Digression: I note that Perchprism, or somebody using the same name, is a poster on the Little Green Footballs site, where posted under that name are such charming sentiments as “I want to see Islam destroyed. I want to see Medina and Mecca nuked. Islam is not a religion--it is a political cult.” As Perchprism is, I think, a Gormenghast character, it is perfectly possible that the Perchprism of LGF is not the Perchprism of AUE, and besides his political and theological opinions would not invalidate the formation of the Law in question. End Digression.

Anyway, Jed’s formulation predates either of those, but I don’t suppose that Jed was the first to think of it, nor do I suppose that Jed supposes that. Jesse Taylor at Pandagon formulated it four and a half years later, and I don’t imagine that Mr. Taylor was copying, either intentionally or unintentionally. Nothing here smacks of plagiarism.

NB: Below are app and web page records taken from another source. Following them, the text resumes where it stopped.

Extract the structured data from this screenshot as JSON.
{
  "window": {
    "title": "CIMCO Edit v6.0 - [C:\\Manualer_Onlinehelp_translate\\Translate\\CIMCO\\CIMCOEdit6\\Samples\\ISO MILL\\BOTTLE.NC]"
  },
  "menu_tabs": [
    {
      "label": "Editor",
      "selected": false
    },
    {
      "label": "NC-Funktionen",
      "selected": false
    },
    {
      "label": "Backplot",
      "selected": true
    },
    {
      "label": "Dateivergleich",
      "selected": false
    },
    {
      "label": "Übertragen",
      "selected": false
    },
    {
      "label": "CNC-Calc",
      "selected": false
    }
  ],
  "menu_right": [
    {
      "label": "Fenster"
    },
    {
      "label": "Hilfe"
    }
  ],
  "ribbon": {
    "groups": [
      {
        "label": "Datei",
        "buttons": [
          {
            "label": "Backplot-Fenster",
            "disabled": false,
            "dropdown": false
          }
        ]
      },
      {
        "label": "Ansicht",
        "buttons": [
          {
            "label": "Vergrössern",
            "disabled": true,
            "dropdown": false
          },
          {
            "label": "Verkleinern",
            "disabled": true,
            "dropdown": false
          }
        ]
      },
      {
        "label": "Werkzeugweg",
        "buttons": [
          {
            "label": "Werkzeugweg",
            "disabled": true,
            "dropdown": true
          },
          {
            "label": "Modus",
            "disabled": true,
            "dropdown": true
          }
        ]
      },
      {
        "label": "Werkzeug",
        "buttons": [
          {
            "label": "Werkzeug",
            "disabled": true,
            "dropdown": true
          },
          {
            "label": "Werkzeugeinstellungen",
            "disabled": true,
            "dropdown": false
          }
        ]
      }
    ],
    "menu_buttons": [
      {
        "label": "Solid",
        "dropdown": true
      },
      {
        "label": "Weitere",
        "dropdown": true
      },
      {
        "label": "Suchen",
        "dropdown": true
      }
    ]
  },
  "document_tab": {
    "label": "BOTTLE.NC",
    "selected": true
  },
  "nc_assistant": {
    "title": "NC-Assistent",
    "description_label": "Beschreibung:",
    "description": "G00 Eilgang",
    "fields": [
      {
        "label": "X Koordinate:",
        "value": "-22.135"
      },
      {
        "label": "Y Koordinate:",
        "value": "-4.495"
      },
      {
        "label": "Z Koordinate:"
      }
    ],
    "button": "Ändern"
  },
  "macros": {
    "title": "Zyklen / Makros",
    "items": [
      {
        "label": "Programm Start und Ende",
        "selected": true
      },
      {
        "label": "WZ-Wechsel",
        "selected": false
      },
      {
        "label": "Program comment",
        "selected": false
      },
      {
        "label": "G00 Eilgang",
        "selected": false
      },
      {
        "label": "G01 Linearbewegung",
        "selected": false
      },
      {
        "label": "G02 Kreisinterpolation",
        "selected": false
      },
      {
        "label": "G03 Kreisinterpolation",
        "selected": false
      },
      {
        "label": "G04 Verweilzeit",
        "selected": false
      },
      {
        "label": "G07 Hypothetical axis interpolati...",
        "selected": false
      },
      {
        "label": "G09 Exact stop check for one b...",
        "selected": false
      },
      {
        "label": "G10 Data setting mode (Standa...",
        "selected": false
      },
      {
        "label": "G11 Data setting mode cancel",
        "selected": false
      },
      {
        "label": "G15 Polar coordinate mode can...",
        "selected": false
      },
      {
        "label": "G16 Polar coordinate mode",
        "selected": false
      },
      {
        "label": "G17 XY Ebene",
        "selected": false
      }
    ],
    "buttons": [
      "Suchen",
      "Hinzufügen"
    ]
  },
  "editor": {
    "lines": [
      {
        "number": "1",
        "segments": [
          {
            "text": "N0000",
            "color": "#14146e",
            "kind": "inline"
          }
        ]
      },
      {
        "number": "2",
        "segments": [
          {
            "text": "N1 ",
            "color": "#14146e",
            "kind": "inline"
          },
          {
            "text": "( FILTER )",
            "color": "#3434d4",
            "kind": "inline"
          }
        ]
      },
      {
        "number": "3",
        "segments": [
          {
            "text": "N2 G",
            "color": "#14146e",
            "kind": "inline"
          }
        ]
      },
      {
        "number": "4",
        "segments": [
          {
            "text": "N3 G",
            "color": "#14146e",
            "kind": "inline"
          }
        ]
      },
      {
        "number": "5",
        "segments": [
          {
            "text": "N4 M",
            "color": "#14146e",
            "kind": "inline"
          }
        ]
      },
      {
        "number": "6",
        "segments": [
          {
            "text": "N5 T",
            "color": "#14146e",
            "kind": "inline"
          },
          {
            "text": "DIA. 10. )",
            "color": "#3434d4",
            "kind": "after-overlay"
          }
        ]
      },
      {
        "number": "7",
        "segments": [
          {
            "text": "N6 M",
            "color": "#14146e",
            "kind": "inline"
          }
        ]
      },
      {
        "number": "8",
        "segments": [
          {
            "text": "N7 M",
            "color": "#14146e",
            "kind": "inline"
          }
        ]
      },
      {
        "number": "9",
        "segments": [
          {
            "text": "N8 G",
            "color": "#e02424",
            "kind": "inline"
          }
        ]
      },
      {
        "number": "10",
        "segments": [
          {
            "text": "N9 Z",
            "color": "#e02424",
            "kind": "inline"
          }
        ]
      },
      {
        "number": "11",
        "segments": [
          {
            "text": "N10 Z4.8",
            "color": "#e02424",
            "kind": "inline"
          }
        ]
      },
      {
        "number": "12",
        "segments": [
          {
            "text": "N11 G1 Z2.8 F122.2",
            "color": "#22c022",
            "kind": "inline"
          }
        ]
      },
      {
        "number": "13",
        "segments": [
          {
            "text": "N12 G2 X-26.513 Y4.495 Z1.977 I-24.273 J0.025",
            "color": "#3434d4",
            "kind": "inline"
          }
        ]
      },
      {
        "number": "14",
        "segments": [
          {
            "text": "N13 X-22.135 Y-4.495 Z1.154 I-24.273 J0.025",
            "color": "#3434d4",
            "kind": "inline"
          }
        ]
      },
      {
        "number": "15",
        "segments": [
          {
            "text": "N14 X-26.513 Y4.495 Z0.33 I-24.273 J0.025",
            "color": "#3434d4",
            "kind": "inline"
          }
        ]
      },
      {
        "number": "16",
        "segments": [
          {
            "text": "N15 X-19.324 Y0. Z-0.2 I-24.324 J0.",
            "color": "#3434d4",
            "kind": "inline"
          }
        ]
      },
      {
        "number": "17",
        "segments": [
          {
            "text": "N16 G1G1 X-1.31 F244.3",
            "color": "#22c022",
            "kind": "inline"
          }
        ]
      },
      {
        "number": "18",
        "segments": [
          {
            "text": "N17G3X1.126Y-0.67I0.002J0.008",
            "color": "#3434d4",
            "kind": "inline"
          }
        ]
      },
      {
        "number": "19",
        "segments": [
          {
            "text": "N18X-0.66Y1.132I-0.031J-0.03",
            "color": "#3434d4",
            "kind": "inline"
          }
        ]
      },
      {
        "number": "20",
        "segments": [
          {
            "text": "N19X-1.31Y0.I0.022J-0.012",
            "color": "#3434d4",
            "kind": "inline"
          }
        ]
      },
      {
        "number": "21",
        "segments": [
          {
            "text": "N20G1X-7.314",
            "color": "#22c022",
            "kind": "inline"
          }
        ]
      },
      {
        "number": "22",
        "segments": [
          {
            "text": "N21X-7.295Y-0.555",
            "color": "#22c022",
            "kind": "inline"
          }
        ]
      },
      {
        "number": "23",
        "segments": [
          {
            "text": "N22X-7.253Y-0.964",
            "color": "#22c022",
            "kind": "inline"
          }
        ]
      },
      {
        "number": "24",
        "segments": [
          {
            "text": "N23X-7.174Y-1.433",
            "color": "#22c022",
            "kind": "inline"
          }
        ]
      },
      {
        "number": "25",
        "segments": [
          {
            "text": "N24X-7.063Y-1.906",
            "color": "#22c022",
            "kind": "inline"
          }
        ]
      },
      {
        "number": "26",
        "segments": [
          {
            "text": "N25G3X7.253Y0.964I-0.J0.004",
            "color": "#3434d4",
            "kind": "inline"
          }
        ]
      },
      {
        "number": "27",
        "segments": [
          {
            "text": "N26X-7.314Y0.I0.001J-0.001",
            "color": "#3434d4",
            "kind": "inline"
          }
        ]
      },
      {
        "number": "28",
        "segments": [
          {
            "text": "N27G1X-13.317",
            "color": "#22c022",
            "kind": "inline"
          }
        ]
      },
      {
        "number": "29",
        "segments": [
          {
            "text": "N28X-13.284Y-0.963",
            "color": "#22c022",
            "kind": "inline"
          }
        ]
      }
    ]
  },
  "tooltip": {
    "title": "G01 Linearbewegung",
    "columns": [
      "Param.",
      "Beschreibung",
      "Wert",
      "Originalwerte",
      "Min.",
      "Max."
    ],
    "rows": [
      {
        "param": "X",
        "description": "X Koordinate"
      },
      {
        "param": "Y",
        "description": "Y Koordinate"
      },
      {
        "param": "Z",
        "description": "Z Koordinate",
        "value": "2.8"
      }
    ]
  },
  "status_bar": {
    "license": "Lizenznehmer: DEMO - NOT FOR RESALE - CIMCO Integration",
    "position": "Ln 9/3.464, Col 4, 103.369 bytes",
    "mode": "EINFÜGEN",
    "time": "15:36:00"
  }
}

No, the question here is twofold: what should we call the Law, and how should it be formulated. I would have said that the canonical formulation was the one Jed used: any article or statement about correct grammar, punctuation, or spelling is bound to contain at least one eror. Angelo Mercado at Sauvage Noble, however, calls it Lex Hartmania McCeania Scittiaque de talione ex grammaticism and formulates it thusly:

Qui/ae de regulis grammaticorum vel interpunctionis vel scriptionis monet, ipse/a caveat ne simile eret.

Let him/her who warns about rules of grammar or punctuation or writing him/herself beware lest s/he similarly er.

This brings up an important point: translating the translation back into a style more identifiably Jedish, we begin “If ta warns about rules of grammar, punctuation or writing, ta is bound to er taself.” Taself? Is there a reflexive declension of ta? Anyway, as appealing as the latin formation is, I think it misses the point: it is not that the prescriptivist will eventually er, which all prescriptivists must admit, it is that the piece of writing itself will contain erors. Erata. Thus the wikipedia formulation of Skitt’s Law: “Spelling or grammar flames always contain spelling or grammar errors”. This is appealing, and yet ... it is not just the flames that Hartman’s Law invokes, but the learned and rambling essays, the helpful note, the cogent analysis.

As for what to call it, using Google to indicate the spread of a phrase might actually be useful here, since we are dealing with such small numbers. “Hartman’s Law” gets about 44 ghits, but spreading, as “Hartman’s Law confirmed” gets about 22, all of course in the last month. “Skitt’s Law” gets 98 ghits, handily beating my host, while “McKean’s Law” gets only nine. I suspect that searching the usenet rather than the web would verify that it is known as Skitt’s Law most widely. Should we, then accept that it is Skitt’s Law? Skitt himself, of course, denies having formulated it, but that’s neither here nor there. I myself would prefer my friend and host achieve immortality through the law, although I must admit the step in between “widespread use of and familiarity with Hartman’s Law under that name” and “valuable cash and prizes for Your Humble Blogger” seems a bit difficult. On the whole, I would accept that it be called Skitt’s Law, but that Jed’s formulation be canonical. I suppose the only way to really solve the matter would be for Jed, Skitt and Ms. McKean to be locked in a steel cage to battle until only one survived. And yet, where would we find a steel cage at this time of day?

All of which takes the place of adding pants to song lyrics, or for that matter, doing any of the things I ought to be doing.

chazak, chazak, v’nitchazek,